Start of Excerpted data

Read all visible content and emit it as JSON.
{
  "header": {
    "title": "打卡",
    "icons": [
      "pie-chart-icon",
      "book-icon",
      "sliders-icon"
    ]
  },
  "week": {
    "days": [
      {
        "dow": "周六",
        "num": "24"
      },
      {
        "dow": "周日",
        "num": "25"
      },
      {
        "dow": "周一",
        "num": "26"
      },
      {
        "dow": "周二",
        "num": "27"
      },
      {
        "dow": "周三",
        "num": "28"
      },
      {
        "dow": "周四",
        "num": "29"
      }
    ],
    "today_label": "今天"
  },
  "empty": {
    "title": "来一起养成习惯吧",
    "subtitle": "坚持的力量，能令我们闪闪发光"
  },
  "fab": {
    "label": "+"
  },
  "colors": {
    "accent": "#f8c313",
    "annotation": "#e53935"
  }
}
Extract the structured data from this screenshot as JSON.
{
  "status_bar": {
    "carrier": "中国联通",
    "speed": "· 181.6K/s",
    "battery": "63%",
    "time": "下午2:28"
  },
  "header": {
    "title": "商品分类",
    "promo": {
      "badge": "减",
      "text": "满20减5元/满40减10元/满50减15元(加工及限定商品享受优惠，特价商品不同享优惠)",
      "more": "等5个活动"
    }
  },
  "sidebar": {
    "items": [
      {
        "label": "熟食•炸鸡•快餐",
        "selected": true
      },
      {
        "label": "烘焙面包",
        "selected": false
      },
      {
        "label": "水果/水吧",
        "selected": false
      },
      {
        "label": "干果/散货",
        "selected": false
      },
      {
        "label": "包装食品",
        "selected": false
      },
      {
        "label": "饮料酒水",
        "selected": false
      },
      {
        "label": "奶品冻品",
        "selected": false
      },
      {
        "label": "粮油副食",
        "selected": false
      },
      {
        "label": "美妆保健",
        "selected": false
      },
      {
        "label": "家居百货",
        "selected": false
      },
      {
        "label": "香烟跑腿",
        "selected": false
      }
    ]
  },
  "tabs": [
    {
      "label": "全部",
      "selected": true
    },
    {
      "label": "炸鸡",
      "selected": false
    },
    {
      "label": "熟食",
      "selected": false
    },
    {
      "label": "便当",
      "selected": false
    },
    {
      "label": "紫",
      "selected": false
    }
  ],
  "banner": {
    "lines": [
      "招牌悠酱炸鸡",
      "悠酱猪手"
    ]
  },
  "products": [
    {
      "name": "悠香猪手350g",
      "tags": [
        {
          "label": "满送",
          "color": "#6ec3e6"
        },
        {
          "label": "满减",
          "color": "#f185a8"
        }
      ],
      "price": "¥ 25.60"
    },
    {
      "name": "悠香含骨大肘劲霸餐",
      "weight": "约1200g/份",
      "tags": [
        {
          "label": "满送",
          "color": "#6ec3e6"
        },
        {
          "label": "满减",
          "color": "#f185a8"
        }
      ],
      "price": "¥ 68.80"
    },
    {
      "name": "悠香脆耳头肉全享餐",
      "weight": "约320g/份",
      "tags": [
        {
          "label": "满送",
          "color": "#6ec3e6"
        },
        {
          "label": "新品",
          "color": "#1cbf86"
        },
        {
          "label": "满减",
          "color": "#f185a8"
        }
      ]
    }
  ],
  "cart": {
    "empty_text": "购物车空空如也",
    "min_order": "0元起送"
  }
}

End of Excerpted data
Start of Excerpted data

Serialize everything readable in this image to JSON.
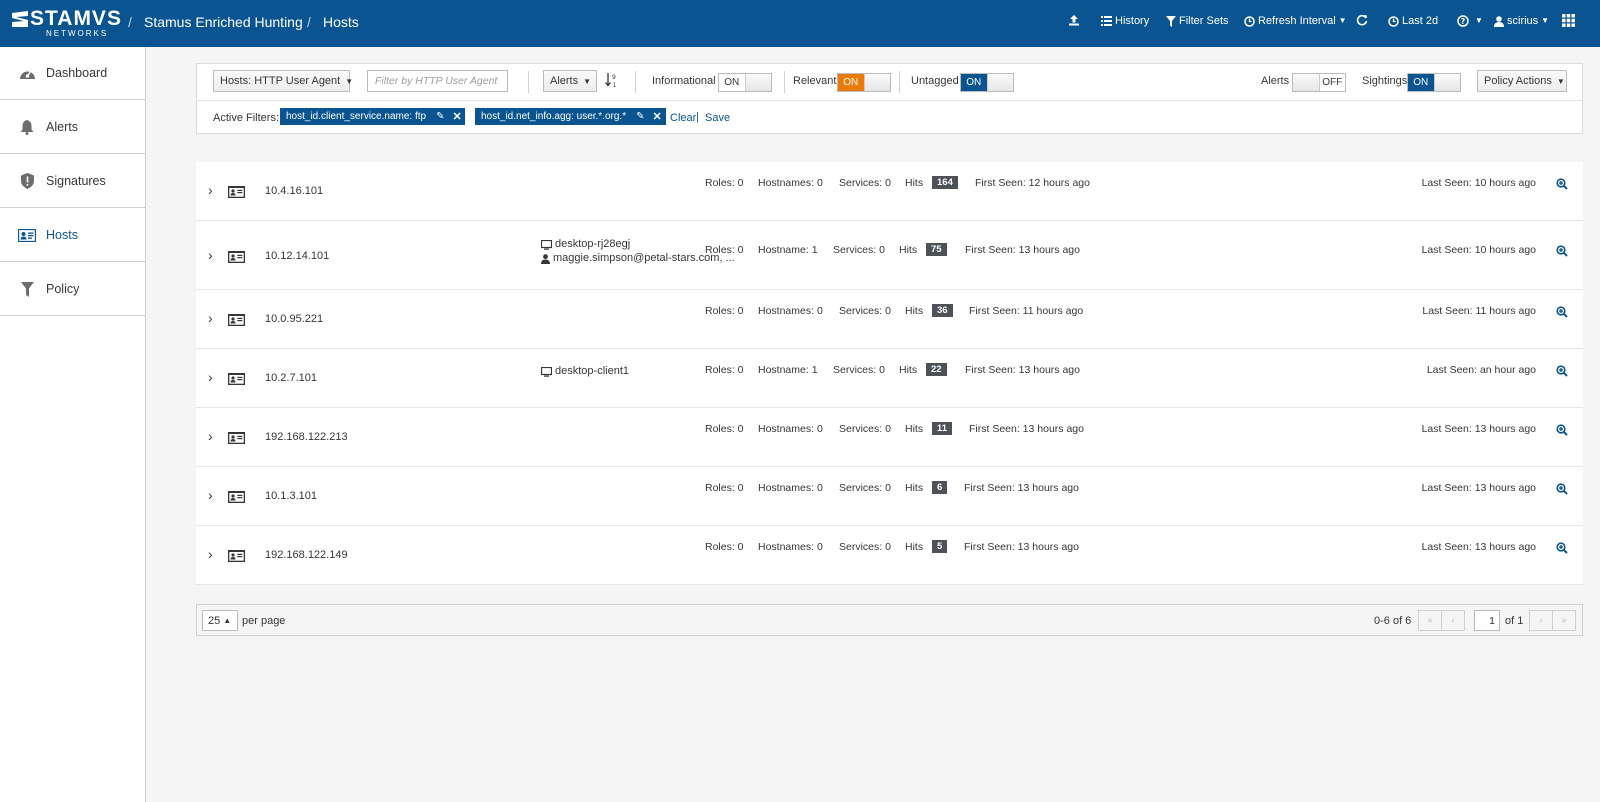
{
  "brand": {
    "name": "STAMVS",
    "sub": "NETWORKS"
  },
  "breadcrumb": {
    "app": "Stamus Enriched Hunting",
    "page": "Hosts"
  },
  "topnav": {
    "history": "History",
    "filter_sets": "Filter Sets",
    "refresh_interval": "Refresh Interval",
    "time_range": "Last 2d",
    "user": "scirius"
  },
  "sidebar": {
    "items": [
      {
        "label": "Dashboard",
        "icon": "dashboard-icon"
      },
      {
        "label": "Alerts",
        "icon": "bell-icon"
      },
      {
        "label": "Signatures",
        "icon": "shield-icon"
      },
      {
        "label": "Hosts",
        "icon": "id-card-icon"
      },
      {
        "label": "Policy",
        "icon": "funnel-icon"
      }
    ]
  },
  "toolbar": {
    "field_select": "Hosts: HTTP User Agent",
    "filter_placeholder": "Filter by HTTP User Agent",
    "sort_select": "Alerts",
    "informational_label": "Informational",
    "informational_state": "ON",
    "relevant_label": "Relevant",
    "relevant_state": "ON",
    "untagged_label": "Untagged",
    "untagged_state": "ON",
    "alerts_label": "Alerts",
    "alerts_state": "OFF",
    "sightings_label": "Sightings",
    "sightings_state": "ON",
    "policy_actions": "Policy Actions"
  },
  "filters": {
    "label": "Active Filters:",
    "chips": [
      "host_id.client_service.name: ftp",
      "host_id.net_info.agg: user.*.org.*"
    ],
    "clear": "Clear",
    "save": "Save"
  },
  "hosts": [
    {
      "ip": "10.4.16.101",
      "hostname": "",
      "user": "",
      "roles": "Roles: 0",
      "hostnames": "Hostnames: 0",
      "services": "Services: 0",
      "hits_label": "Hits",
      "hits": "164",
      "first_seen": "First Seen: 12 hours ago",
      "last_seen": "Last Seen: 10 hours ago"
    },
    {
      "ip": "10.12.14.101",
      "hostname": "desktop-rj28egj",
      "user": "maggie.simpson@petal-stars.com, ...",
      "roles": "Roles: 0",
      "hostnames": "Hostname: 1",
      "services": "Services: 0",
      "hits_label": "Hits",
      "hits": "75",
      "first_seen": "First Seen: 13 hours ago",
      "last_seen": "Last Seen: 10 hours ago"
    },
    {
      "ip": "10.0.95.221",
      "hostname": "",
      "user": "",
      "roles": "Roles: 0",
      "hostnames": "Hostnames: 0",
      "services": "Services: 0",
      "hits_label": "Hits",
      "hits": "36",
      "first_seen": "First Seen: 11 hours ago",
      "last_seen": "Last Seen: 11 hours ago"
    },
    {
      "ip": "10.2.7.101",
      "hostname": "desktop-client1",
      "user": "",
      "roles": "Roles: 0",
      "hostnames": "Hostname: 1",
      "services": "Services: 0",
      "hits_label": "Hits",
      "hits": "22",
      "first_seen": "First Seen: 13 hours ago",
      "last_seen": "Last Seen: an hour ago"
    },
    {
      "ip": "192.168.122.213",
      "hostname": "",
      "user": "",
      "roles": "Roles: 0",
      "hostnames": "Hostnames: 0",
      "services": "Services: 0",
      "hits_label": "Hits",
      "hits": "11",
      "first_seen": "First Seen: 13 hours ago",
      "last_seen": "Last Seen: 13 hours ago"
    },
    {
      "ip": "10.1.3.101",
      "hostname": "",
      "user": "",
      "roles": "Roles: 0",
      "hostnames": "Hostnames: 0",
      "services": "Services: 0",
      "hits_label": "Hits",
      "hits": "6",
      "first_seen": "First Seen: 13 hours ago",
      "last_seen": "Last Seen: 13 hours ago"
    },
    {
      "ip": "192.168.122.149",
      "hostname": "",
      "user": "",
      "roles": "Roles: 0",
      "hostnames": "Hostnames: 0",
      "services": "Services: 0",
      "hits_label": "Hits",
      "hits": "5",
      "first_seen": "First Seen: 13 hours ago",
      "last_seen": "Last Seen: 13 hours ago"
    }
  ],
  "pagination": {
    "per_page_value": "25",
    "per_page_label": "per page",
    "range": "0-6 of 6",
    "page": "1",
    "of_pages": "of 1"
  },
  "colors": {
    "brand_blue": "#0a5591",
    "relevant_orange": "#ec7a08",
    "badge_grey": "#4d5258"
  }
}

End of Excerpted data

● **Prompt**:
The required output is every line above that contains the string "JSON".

● **Output of the exercise**:
Read all visible content and emit it as JSON.
Extract the structured data from this screenshot as JSON.
Serialize everything readable in this image to JSON.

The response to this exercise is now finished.